Other changes

A range of more minor and technical changes are included in the Bill. Many of these are specific to life insurance, and have been refined as the Bill has progressed through consultation. For example, as drafted, the Bill requires life insurers to pay interest if a life claim is not paid within 30 days of notification of death. This is an improvement on the current position (where interest can be payable even if the insurer is not aware of death), but could be further improved by only imposing interest when the insurer has received all information required to process the claim. Anecdotally, we are aware of situations where customers have delayed providing information because the rate of interest the insurer is required to pay is more than they could earn from a settled claim.

The existing piecemeal insurance legislation dating back to 1908 will also be consolidated. In some cases this results in vastly simplified and improved drafting without any substantive change to the actual law. However, one bugbear is that the current rules for insurance broking client accounts have been retained. These are an outlier, and in our view, there is an opportunity to simplify the rules by bringing these into line with the broader Financial Markets Conduct Act rules for client money.

Next steps

Public submissions are being sought on the Bill by 3 June 2024. The Finance and Expenditure Select Committee expect public hearings on the Bill to take place on 26 June and is due to report back in September. The timing from then will depend on the Government’s priorities, but it would be good to see the Bill progress fairly quickly. The Bill contemplates a lead-in period of up to three years before commencement.

Get in touch

Anthony Harper has extensive experience in all areas of insurance, including policy drafting (where we are known for our plain-English drafting skills), claims work, and regulatory matters.

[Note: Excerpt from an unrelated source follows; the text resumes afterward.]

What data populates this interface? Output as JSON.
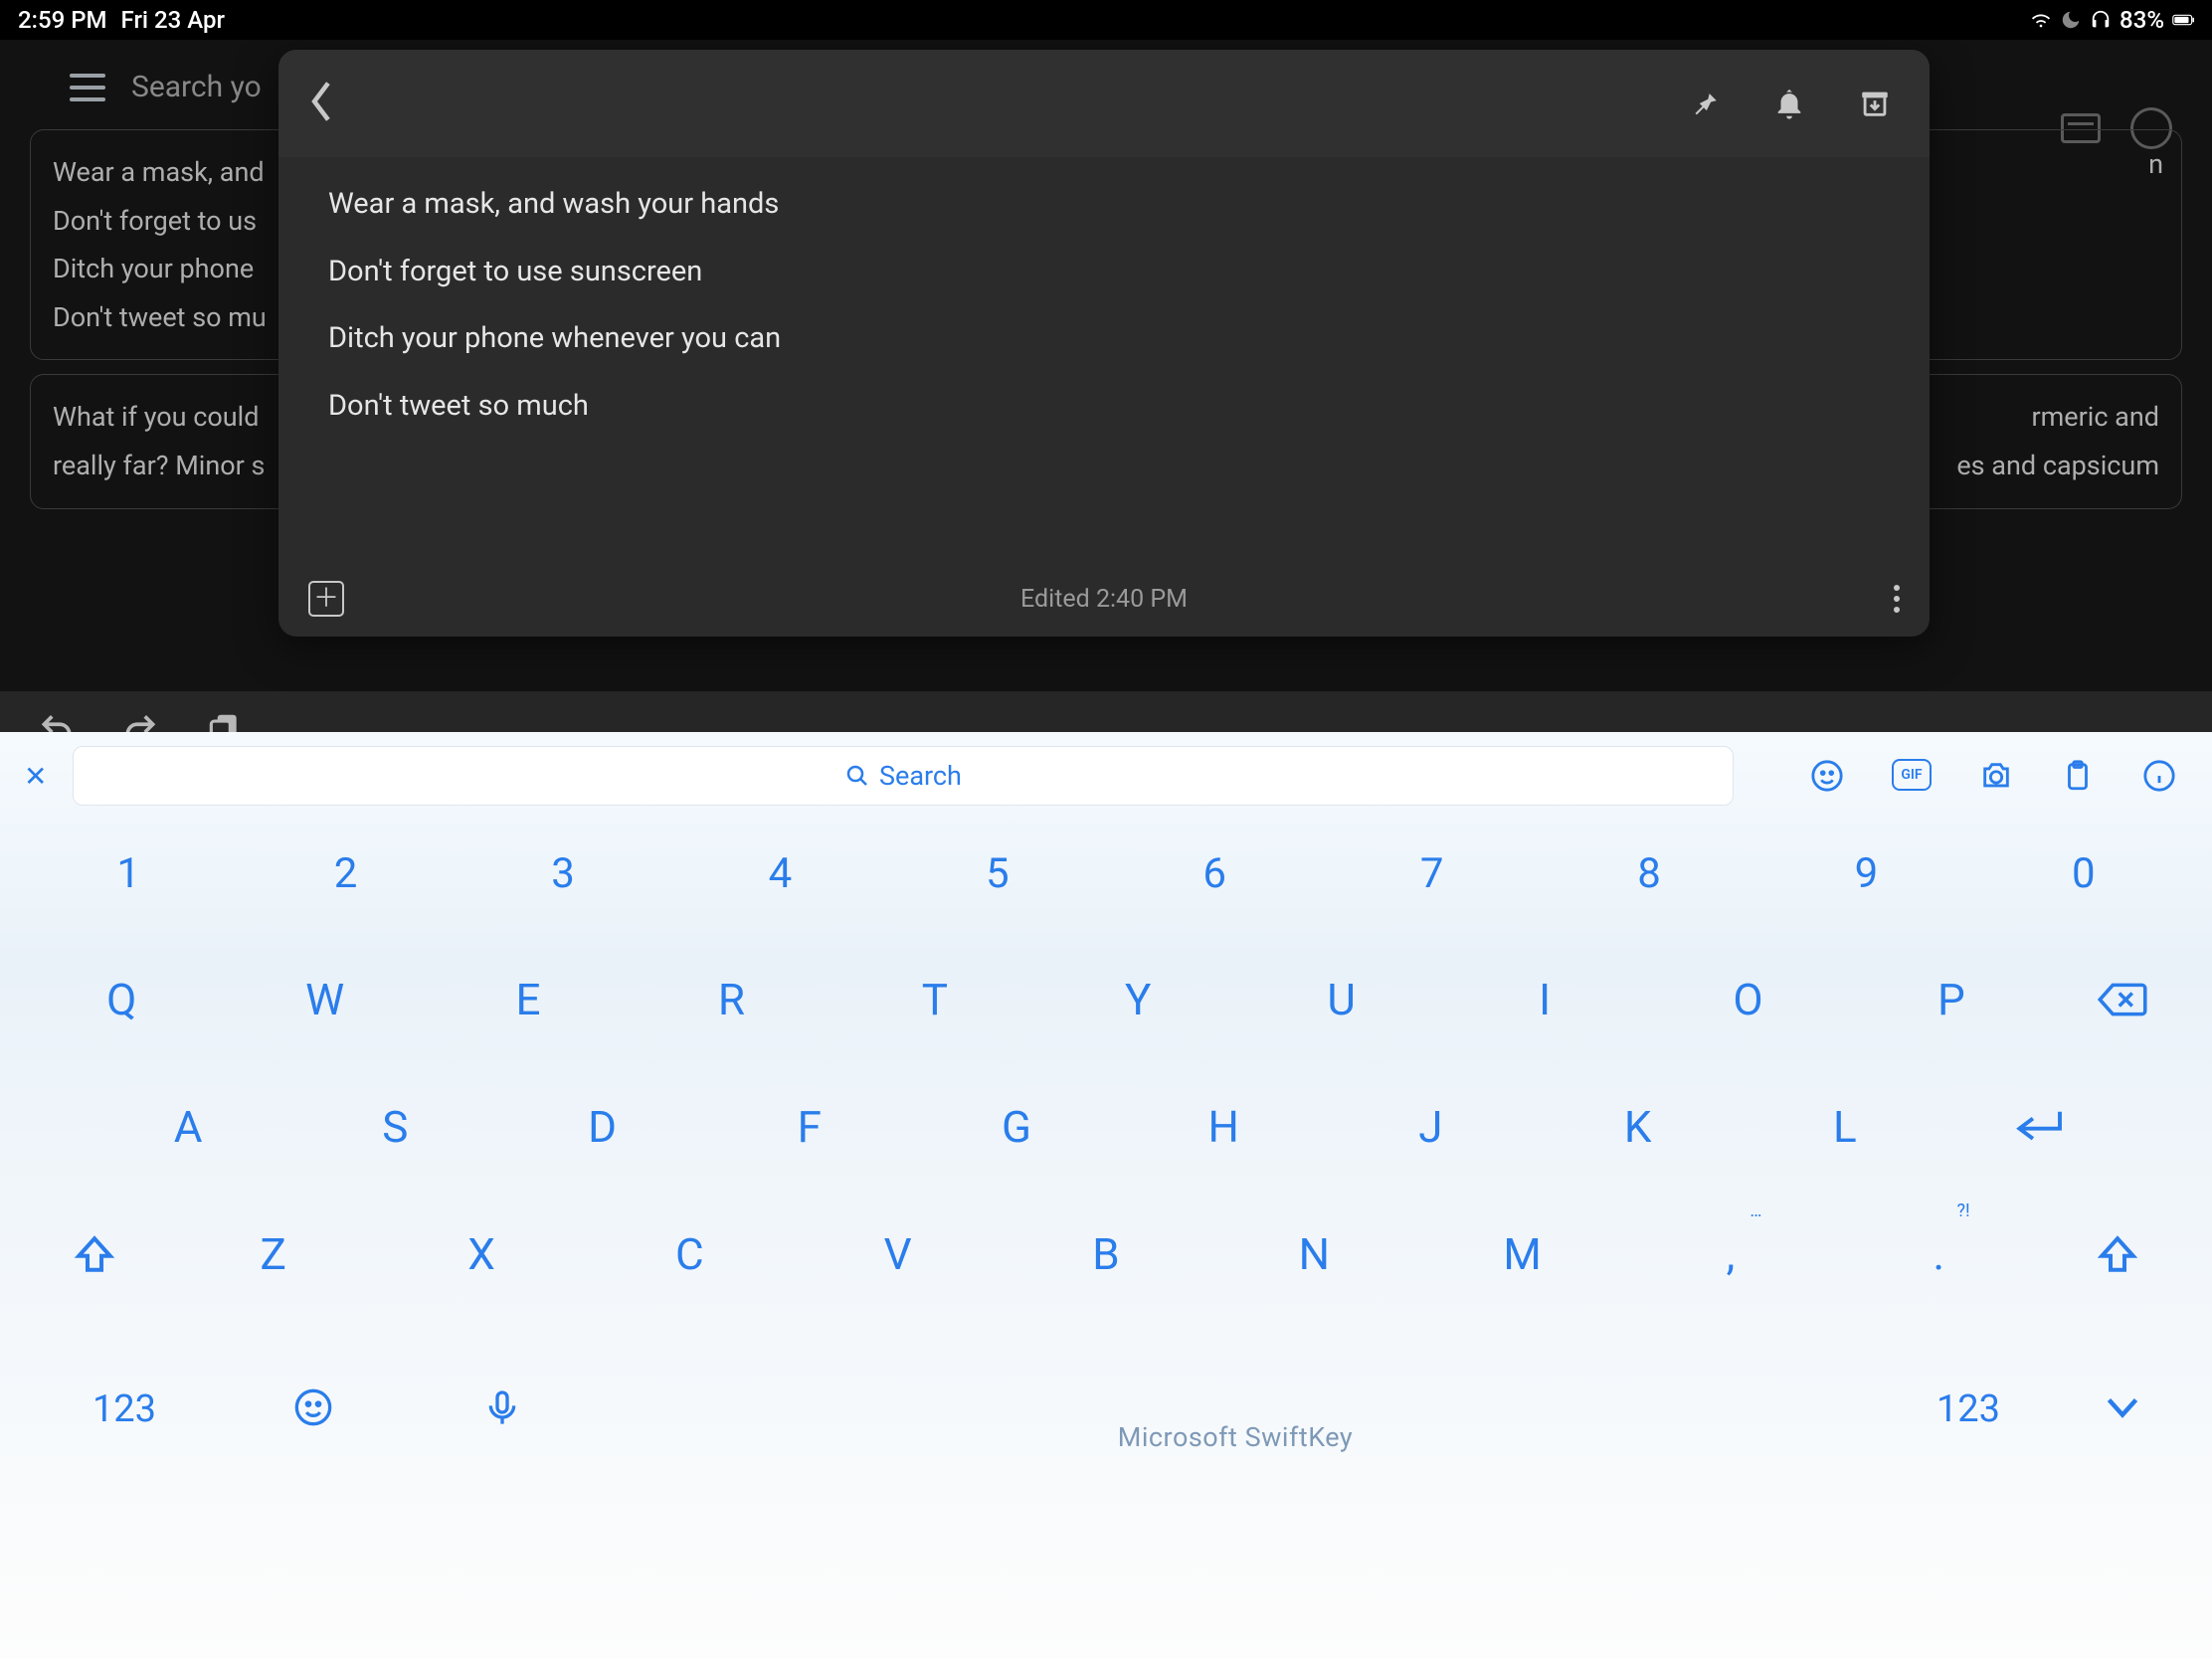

We also regularly assist clients across all sectors with law reform issues. If you have any questions, or need assistance in your business, please get in touch.